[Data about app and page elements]
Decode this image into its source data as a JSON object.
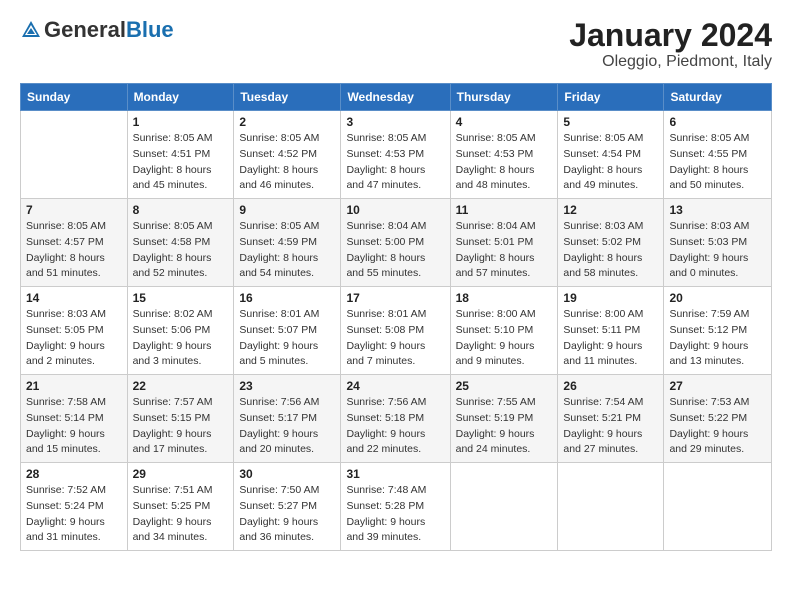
{
  "logo": {
    "general": "General",
    "blue": "Blue"
  },
  "title": "January 2024",
  "subtitle": "Oleggio, Piedmont, Italy",
  "days_header": [
    "Sunday",
    "Monday",
    "Tuesday",
    "Wednesday",
    "Thursday",
    "Friday",
    "Saturday"
  ],
  "weeks": [
    [
      {
        "day": "",
        "sunrise": "",
        "sunset": "",
        "daylight": ""
      },
      {
        "day": "1",
        "sunrise": "Sunrise: 8:05 AM",
        "sunset": "Sunset: 4:51 PM",
        "daylight": "Daylight: 8 hours and 45 minutes."
      },
      {
        "day": "2",
        "sunrise": "Sunrise: 8:05 AM",
        "sunset": "Sunset: 4:52 PM",
        "daylight": "Daylight: 8 hours and 46 minutes."
      },
      {
        "day": "3",
        "sunrise": "Sunrise: 8:05 AM",
        "sunset": "Sunset: 4:53 PM",
        "daylight": "Daylight: 8 hours and 47 minutes."
      },
      {
        "day": "4",
        "sunrise": "Sunrise: 8:05 AM",
        "sunset": "Sunset: 4:53 PM",
        "daylight": "Daylight: 8 hours and 48 minutes."
      },
      {
        "day": "5",
        "sunrise": "Sunrise: 8:05 AM",
        "sunset": "Sunset: 4:54 PM",
        "daylight": "Daylight: 8 hours and 49 minutes."
      },
      {
        "day": "6",
        "sunrise": "Sunrise: 8:05 AM",
        "sunset": "Sunset: 4:55 PM",
        "daylight": "Daylight: 8 hours and 50 minutes."
      }
    ],
    [
      {
        "day": "7",
        "sunrise": "Sunrise: 8:05 AM",
        "sunset": "Sunset: 4:57 PM",
        "daylight": "Daylight: 8 hours and 51 minutes."
      },
      {
        "day": "8",
        "sunrise": "Sunrise: 8:05 AM",
        "sunset": "Sunset: 4:58 PM",
        "daylight": "Daylight: 8 hours and 52 minutes."
      },
      {
        "day": "9",
        "sunrise": "Sunrise: 8:05 AM",
        "sunset": "Sunset: 4:59 PM",
        "daylight": "Daylight: 8 hours and 54 minutes."
      },
      {
        "day": "10",
        "sunrise": "Sunrise: 8:04 AM",
        "sunset": "Sunset: 5:00 PM",
        "daylight": "Daylight: 8 hours and 55 minutes."
      },
      {
        "day": "11",
        "sunrise": "Sunrise: 8:04 AM",
        "sunset": "Sunset: 5:01 PM",
        "daylight": "Daylight: 8 hours and 57 minutes."
      },
      {
        "day": "12",
        "sunrise": "Sunrise: 8:03 AM",
        "sunset": "Sunset: 5:02 PM",
        "daylight": "Daylight: 8 hours and 58 minutes."
      },
      {
        "day": "13",
        "sunrise": "Sunrise: 8:03 AM",
        "sunset": "Sunset: 5:03 PM",
        "daylight": "Daylight: 9 hours and 0 minutes."
      }
    ],
    [
      {
        "day": "14",
        "sunrise": "Sunrise: 8:03 AM",
        "sunset": "Sunset: 5:05 PM",
        "daylight": "Daylight: 9 hours and 2 minutes."
      },
      {
        "day": "15",
        "sunrise": "Sunrise: 8:02 AM",
        "sunset": "Sunset: 5:06 PM",
        "daylight": "Daylight: 9 hours and 3 minutes."
      },
      {
        "day": "16",
        "sunrise": "Sunrise: 8:01 AM",
        "sunset": "Sunset: 5:07 PM",
        "daylight": "Daylight: 9 hours and 5 minutes."
      },
      {
        "day": "17",
        "sunrise": "Sunrise: 8:01 AM",
        "sunset": "Sunset: 5:08 PM",
        "daylight": "Daylight: 9 hours and 7 minutes."
      },
      {
        "day": "18",
        "sunrise": "Sunrise: 8:00 AM",
        "sunset": "Sunset: 5:10 PM",
        "daylight": "Daylight: 9 hours and 9 minutes."
      },
      {
        "day": "19",
        "sunrise": "Sunrise: 8:00 AM",
        "sunset": "Sunset: 5:11 PM",
        "daylight": "Daylight: 9 hours and 11 minutes."
      },
      {
        "day": "20",
        "sunrise": "Sunrise: 7:59 AM",
        "sunset": "Sunset: 5:12 PM",
        "daylight": "Daylight: 9 hours and 13 minutes."
      }
    ],
    [
      {
        "day": "21",
        "sunrise": "Sunrise: 7:58 AM",
        "sunset": "Sunset: 5:14 PM",
        "daylight": "Daylight: 9 hours and 15 minutes."
      },
      {
        "day": "22",
        "sunrise": "Sunrise: 7:57 AM",
        "sunset": "Sunset: 5:15 PM",
        "daylight": "Daylight: 9 hours and 17 minutes."
      },
      {
        "day": "23",
        "sunrise": "Sunrise: 7:56 AM",
        "sunset": "Sunset: 5:17 PM",
        "daylight": "Daylight: 9 hours and 20 minutes."
      },
      {
        "day": "24",
        "sunrise": "Sunrise: 7:56 AM",
        "sunset": "Sunset: 5:18 PM",
        "daylight": "Daylight: 9 hours and 22 minutes."
      },
      {
        "day": "25",
        "sunrise": "Sunrise: 7:55 AM",
        "sunset": "Sunset: 5:19 PM",
        "daylight": "Daylight: 9 hours and 24 minutes."
      },
      {
        "day": "26",
        "sunrise": "Sunrise: 7:54 AM",
        "sunset": "Sunset: 5:21 PM",
        "daylight": "Daylight: 9 hours and 27 minutes."
      },
      {
        "day": "27",
        "sunrise": "Sunrise: 7:53 AM",
        "sunset": "Sunset: 5:22 PM",
        "daylight": "Daylight: 9 hours and 29 minutes."
      }
    ],
    [
      {
        "day": "28",
        "sunrise": "Sunrise: 7:52 AM",
        "sunset": "Sunset: 5:24 PM",
        "daylight": "Daylight: 9 hours and 31 minutes."
      },
      {
        "day": "29",
        "sunrise": "Sunrise: 7:51 AM",
        "sunset": "Sunset: 5:25 PM",
        "daylight": "Daylight: 9 hours and 34 minutes."
      },
      {
        "day": "30",
        "sunrise": "Sunrise: 7:50 AM",
        "sunset": "Sunset: 5:27 PM",
        "daylight": "Daylight: 9 hours and 36 minutes."
      },
      {
        "day": "31",
        "sunrise": "Sunrise: 7:48 AM",
        "sunset": "Sunset: 5:28 PM",
        "daylight": "Daylight: 9 hours and 39 minutes."
      },
      {
        "day": "",
        "sunrise": "",
        "sunset": "",
        "daylight": ""
      },
      {
        "day": "",
        "sunrise": "",
        "sunset": "",
        "daylight": ""
      },
      {
        "day": "",
        "sunrise": "",
        "sunset": "",
        "daylight": ""
      }
    ]
  ]
}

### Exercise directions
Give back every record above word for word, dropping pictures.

### Result of this task
Decode this image into its source data as a JSON object.
{
  "logo": {
    "general": "General",
    "blue": "Blue"
  },
  "title": "January 2024",
  "subtitle": "Oleggio, Piedmont, Italy",
  "days_header": [
    "Sunday",
    "Monday",
    "Tuesday",
    "Wednesday",
    "Thursday",
    "Friday",
    "Saturday"
  ],
  "weeks": [
    [
      {
        "day": "",
        "sunrise": "",
        "sunset": "",
        "daylight": ""
      },
      {
        "day": "1",
        "sunrise": "Sunrise: 8:05 AM",
        "sunset": "Sunset: 4:51 PM",
        "daylight": "Daylight: 8 hours and 45 minutes."
      },
      {
        "day": "2",
        "sunrise": "Sunrise: 8:05 AM",
        "sunset": "Sunset: 4:52 PM",
        "daylight": "Daylight: 8 hours and 46 minutes."
      },
      {
        "day": "3",
        "sunrise": "Sunrise: 8:05 AM",
        "sunset": "Sunset: 4:53 PM",
        "daylight": "Daylight: 8 hours and 47 minutes."
      },
      {
        "day": "4",
        "sunrise": "Sunrise: 8:05 AM",
        "sunset": "Sunset: 4:53 PM",
        "daylight": "Daylight: 8 hours and 48 minutes."
      },
      {
        "day": "5",
        "sunrise": "Sunrise: 8:05 AM",
        "sunset": "Sunset: 4:54 PM",
        "daylight": "Daylight: 8 hours and 49 minutes."
      },
      {
        "day": "6",
        "sunrise": "Sunrise: 8:05 AM",
        "sunset": "Sunset: 4:55 PM",
        "daylight": "Daylight: 8 hours and 50 minutes."
      }
    ],
    [
      {
        "day": "7",
        "sunrise": "Sunrise: 8:05 AM",
        "sunset": "Sunset: 4:57 PM",
        "daylight": "Daylight: 8 hours and 51 minutes."
      },
      {
        "day": "8",
        "sunrise": "Sunrise: 8:05 AM",
        "sunset": "Sunset: 4:58 PM",
        "daylight": "Daylight: 8 hours and 52 minutes."
      },
      {
        "day": "9",
        "sunrise": "Sunrise: 8:05 AM",
        "sunset": "Sunset: 4:59 PM",
        "daylight": "Daylight: 8 hours and 54 minutes."
      },
      {
        "day": "10",
        "sunrise": "Sunrise: 8:04 AM",
        "sunset": "Sunset: 5:00 PM",
        "daylight": "Daylight: 8 hours and 55 minutes."
      },
      {
        "day": "11",
        "sunrise": "Sunrise: 8:04 AM",
        "sunset": "Sunset: 5:01 PM",
        "daylight": "Daylight: 8 hours and 57 minutes."
      },
      {
        "day": "12",
        "sunrise": "Sunrise: 8:03 AM",
        "sunset": "Sunset: 5:02 PM",
        "daylight": "Daylight: 8 hours and 58 minutes."
      },
      {
        "day": "13",
        "sunrise": "Sunrise: 8:03 AM",
        "sunset": "Sunset: 5:03 PM",
        "daylight": "Daylight: 9 hours and 0 minutes."
      }
    ],
    [
      {
        "day": "14",
        "sunrise": "Sunrise: 8:03 AM",
        "sunset": "Sunset: 5:05 PM",
        "daylight": "Daylight: 9 hours and 2 minutes."
      },
      {
        "day": "15",
        "sunrise": "Sunrise: 8:02 AM",
        "sunset": "Sunset: 5:06 PM",
        "daylight": "Daylight: 9 hours and 3 minutes."
      },
      {
        "day": "16",
        "sunrise": "Sunrise: 8:01 AM",
        "sunset": "Sunset: 5:07 PM",
        "daylight": "Daylight: 9 hours and 5 minutes."
      },
      {
        "day": "17",
        "sunrise": "Sunrise: 8:01 AM",
        "sunset": "Sunset: 5:08 PM",
        "daylight": "Daylight: 9 hours and 7 minutes."
      },
      {
        "day": "18",
        "sunrise": "Sunrise: 8:00 AM",
        "sunset": "Sunset: 5:10 PM",
        "daylight": "Daylight: 9 hours and 9 minutes."
      },
      {
        "day": "19",
        "sunrise": "Sunrise: 8:00 AM",
        "sunset": "Sunset: 5:11 PM",
        "daylight": "Daylight: 9 hours and 11 minutes."
      },
      {
        "day": "20",
        "sunrise": "Sunrise: 7:59 AM",
        "sunset": "Sunset: 5:12 PM",
        "daylight": "Daylight: 9 hours and 13 minutes."
      }
    ],
    [
      {
        "day": "21",
        "sunrise": "Sunrise: 7:58 AM",
        "sunset": "Sunset: 5:14 PM",
        "daylight": "Daylight: 9 hours and 15 minutes."
      },
      {
        "day": "22",
        "sunrise": "Sunrise: 7:57 AM",
        "sunset": "Sunset: 5:15 PM",
        "daylight": "Daylight: 9 hours and 17 minutes."
      },
      {
        "day": "23",
        "sunrise": "Sunrise: 7:56 AM",
        "sunset": "Sunset: 5:17 PM",
        "daylight": "Daylight: 9 hours and 20 minutes."
      },
      {
        "day": "24",
        "sunrise": "Sunrise: 7:56 AM",
        "sunset": "Sunset: 5:18 PM",
        "daylight": "Daylight: 9 hours and 22 minutes."
      },
      {
        "day": "25",
        "sunrise": "Sunrise: 7:55 AM",
        "sunset": "Sunset: 5:19 PM",
        "daylight": "Daylight: 9 hours and 24 minutes."
      },
      {
        "day": "26",
        "sunrise": "Sunrise: 7:54 AM",
        "sunset": "Sunset: 5:21 PM",
        "daylight": "Daylight: 9 hours and 27 minutes."
      },
      {
        "day": "27",
        "sunrise": "Sunrise: 7:53 AM",
        "sunset": "Sunset: 5:22 PM",
        "daylight": "Daylight: 9 hours and 29 minutes."
      }
    ],
    [
      {
        "day": "28",
        "sunrise": "Sunrise: 7:52 AM",
        "sunset": "Sunset: 5:24 PM",
        "daylight": "Daylight: 9 hours and 31 minutes."
      },
      {
        "day": "29",
        "sunrise": "Sunrise: 7:51 AM",
        "sunset": "Sunset: 5:25 PM",
        "daylight": "Daylight: 9 hours and 34 minutes."
      },
      {
        "day": "30",
        "sunrise": "Sunrise: 7:50 AM",
        "sunset": "Sunset: 5:27 PM",
        "daylight": "Daylight: 9 hours and 36 minutes."
      },
      {
        "day": "31",
        "sunrise": "Sunrise: 7:48 AM",
        "sunset": "Sunset: 5:28 PM",
        "daylight": "Daylight: 9 hours and 39 minutes."
      },
      {
        "day": "",
        "sunrise": "",
        "sunset": "",
        "daylight": ""
      },
      {
        "day": "",
        "sunrise": "",
        "sunset": "",
        "daylight": ""
      },
      {
        "day": "",
        "sunrise": "",
        "sunset": "",
        "daylight": ""
      }
    ]
  ]
}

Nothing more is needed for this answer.